Bachelor of Music in Composition candidate, Annabella Cervero, was admitted as one of sixteen emerging composers to partake in the Saint Mary’s College Summer Composition Intensive in South Bend, Indiana this past summer. The Summer Composition Intensive consisted of twelve days of presentations, workshops, and lessons in different topics including Texture: Depth in Music, Joining Music Cultures, and Balancing Architecture and Emotion.
Q: Why were you interested in attending the Summer Composition Intensive?
Dr. Glancey introduced the idea to me. He thought attending an event such as this would help improve my composition skills and prepare me for graduate school. We found this particular composition intensive at St. Mary’s College through “The Composer’s Site”.
Q: How would you describe your overall experience?
I had a wonderful experience. I learned so much about composition, networking, and the reality of what life is like as a professional composer. I also met many amazing people. As the only composition major at Vanguard, I don’t really have the opportunity to collaborate with other composers very often. It was so refreshing to be surrounded by other composers for two weeks in Southbend, IN.
Q: Out of all of the different presentations and workshops you attended, which one stood out to you the most? Why?

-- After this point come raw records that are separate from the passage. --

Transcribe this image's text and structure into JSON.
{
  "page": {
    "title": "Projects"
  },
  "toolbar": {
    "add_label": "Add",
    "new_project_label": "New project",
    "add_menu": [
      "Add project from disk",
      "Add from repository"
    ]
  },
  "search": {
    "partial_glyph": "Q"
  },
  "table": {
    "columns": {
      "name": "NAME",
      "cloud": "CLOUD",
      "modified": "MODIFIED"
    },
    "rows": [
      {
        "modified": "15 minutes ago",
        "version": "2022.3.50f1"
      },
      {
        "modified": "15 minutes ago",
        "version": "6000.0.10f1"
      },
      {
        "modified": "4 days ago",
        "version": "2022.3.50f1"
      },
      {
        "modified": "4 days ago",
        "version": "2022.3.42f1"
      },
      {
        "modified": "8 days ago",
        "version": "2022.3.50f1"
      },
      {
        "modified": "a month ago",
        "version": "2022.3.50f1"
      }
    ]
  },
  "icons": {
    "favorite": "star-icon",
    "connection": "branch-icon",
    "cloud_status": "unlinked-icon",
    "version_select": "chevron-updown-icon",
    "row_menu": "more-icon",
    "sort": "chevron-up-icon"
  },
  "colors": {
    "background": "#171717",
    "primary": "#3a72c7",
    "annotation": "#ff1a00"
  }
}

I thought that every workshop and masterclass I attended was beneficial. I was most inspired by the workshop with Dr. Paul Salerni on the topic of art songs. However, the workshops that were most beneficial to my growth as a composer were the workshops with Dr. P.Q. Phan. The topics of his workshops forced me to get out of my comfort zone and compose in ways I had never tried before. For example, I have not spent much time researching or writing opera yet in my compositional studies, and in one workshop, I was given a project that required me to research, analyze, and compose an operatic monologue for a dramatic soprano in less than 24 hours. On another occasion, I had project that required me to abandon all of my musical intuition and compose a piece completely based on numbers. For this assignment, we were also encouraged not to use any instruments while generating our material, or even listen to the piece until it was completed. This was particularly challenging for me, because I am usually very auditory in my composing process, and I like using a piano when I am in the process of notating my ideas onto paper. This project forced me to really hone in on my written and aural theory skills to produce a completely technical piece.
Q: What do you think was the biggest lesson you learned while you were there?

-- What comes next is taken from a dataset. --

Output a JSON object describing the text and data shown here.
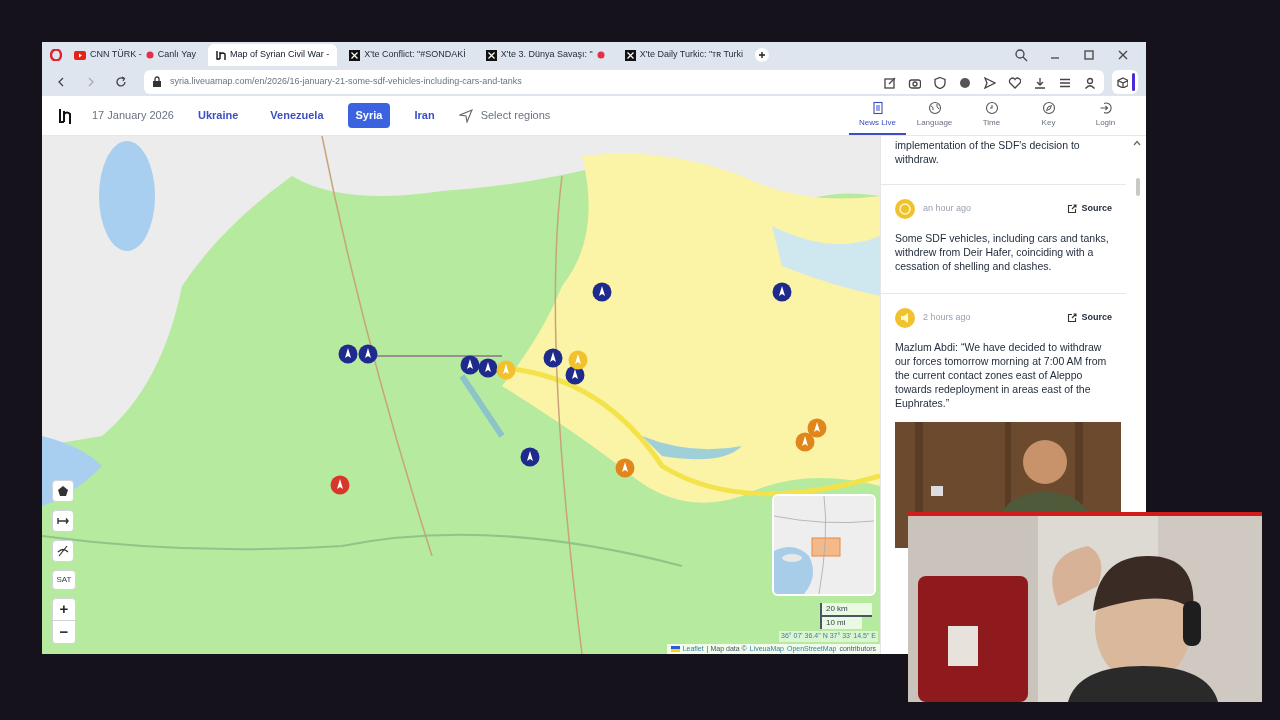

In addition to all of the great lessons I learned about the art of composition, I also learned about the importance of networking and relationships in the music industry. Who you know is just as important as what you know. The composition intensive gave me a reality check on how challenging it is to make a living as an academic composer, and that you have to be willing to be flexible and versatile. Almost everyone who makes a living as a composer also teaches or performs in some capacity. Nevertheless, everyone I spoke to said that it was worth it. The key is loving what you do.
Furthermore, because there was such a wide range of age, experience, and skill level among the participants of the intensive, I had the opportunity to learn about grad school programs as well. It was a nice way to get me thinking about the near future.